Super-fast Brioche

Super-fast Brioche

Brioche is a bread that I adore, but can never be arsed to make – I always envisage a decent, complex brioche as requiring a separate sponge and retarded prove, meaning that it just isn’t really worth the bother.

Until today, when I experimented with a few recipes, and have come up with what I can honestly say is something worth baking on a very regular basis. This recipe is so wet it resembles cake mix, so cannot be made into individual brioche a tetes (you’ll need to make it in a loaf tin). The key is the Sourdough Starter, which gives complexity in a very short prove – you’ve got to give it a chance to develop its flavour, though, so use it about 24 hours after its last feed, once it has started to fall in activity. The result is a beautifully light bread that is not very good for you.

Recipe:

100g White Sourdough Starter (once it has begun to fall back down in activity and size)

170g Plain Flour

30g Strong White Flour

One 7g sachet Instant Yeast

20g Caster Sugar

3 eggs (try and make it as close to 150g of egg if you can)

5g salt

125g butter, softened and cubed

 

1 more egg, for glazing at the end

 

Method:

1. Preheat oven to 220 C (200 fan) and very heavily grease (with butter) and line a 1lb loaf tin/brioche tin.
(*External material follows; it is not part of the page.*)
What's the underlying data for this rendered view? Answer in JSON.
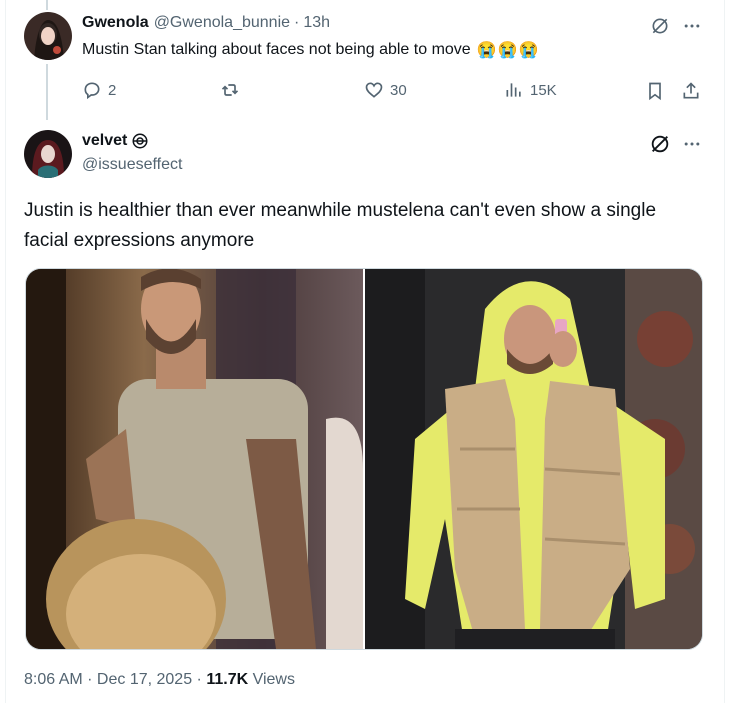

2. Using a wooden spoon or electric mixer, beat together all dough ingredients except the butter. Keep beating very vigorously until both your arms are very sore and you can go no longer – probably around 5-10 minutes – and you can see the dough become more elastic and stringy. If you are very competent with dough handling, you can attempt some stretches and folds.

3. Beat in the butter until fully incorporated and the dough is totally smooth, another 5 minutes. You will notice the dough change Рit will become firmer. Using hands or a dough scraper, fold the dough over into the middle of your bowl, tightening it. Cover and rest for 30 minutes at room temperature
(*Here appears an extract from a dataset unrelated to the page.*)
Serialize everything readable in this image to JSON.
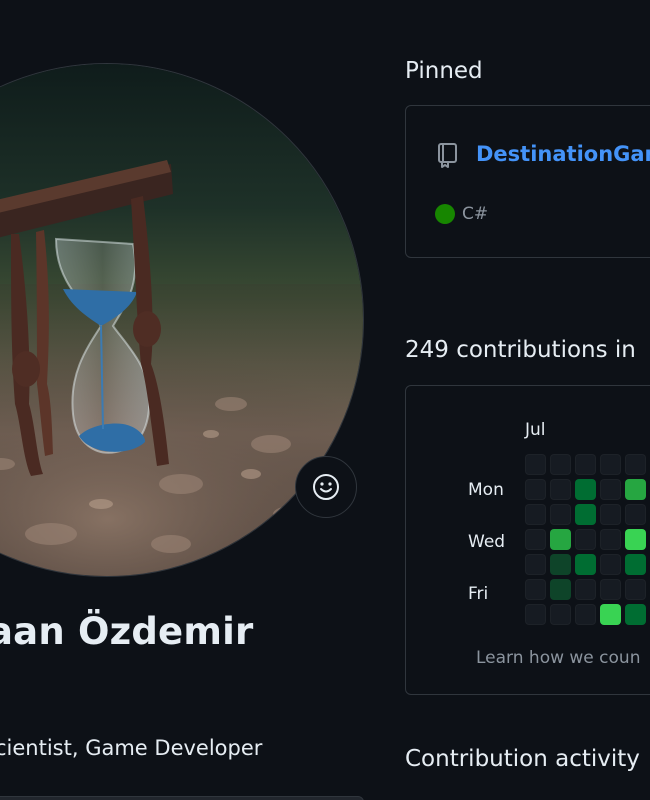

4. Using your hands or a dough scraper again, fold the sides of the dough into the middle, working your way all around the bowl several times. You will see the dough tightening Рyou want help it hold its shape at the end. Cover and rest the dough a further  50 minutes.

5. Now, shaping can be a little tricky. You’ve got a few options – if you’re very familiar with wet dough you can tighten it enough that it will come away to quickly be transferred to your lined tin. However, for most of us, you’re better off using your dough scraper. Scrape from the side of the dough, bringing it into the centre to make it tight, as you did before. Do this on all sides of the dough very quickly, whilst it is still looking tight, scrape the whole lot of dough up and into the tin. Then once it is in there, us the scraper again, pressing down vertically on one side of the dough to tighten it in the tin and give a smooth surface on top. OR, if you don’t have a dough scraper, piping the dough into your tin using a freezer bag with a 1 inch hole cut in the corner will give a good crumb too.
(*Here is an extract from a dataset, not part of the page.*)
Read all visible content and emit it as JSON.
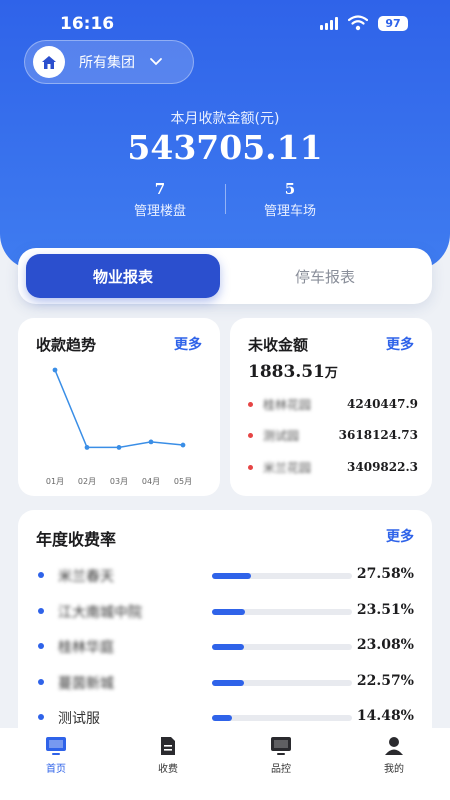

6. Prove for a final 1 hour. The dough should be light and fragile, but springy on top when prodded.

7. Eggwash the top of the loaf, and turn the oven down to 200 (180 fan) and bake for 40 minutes until very dark brown on top.

8. NOM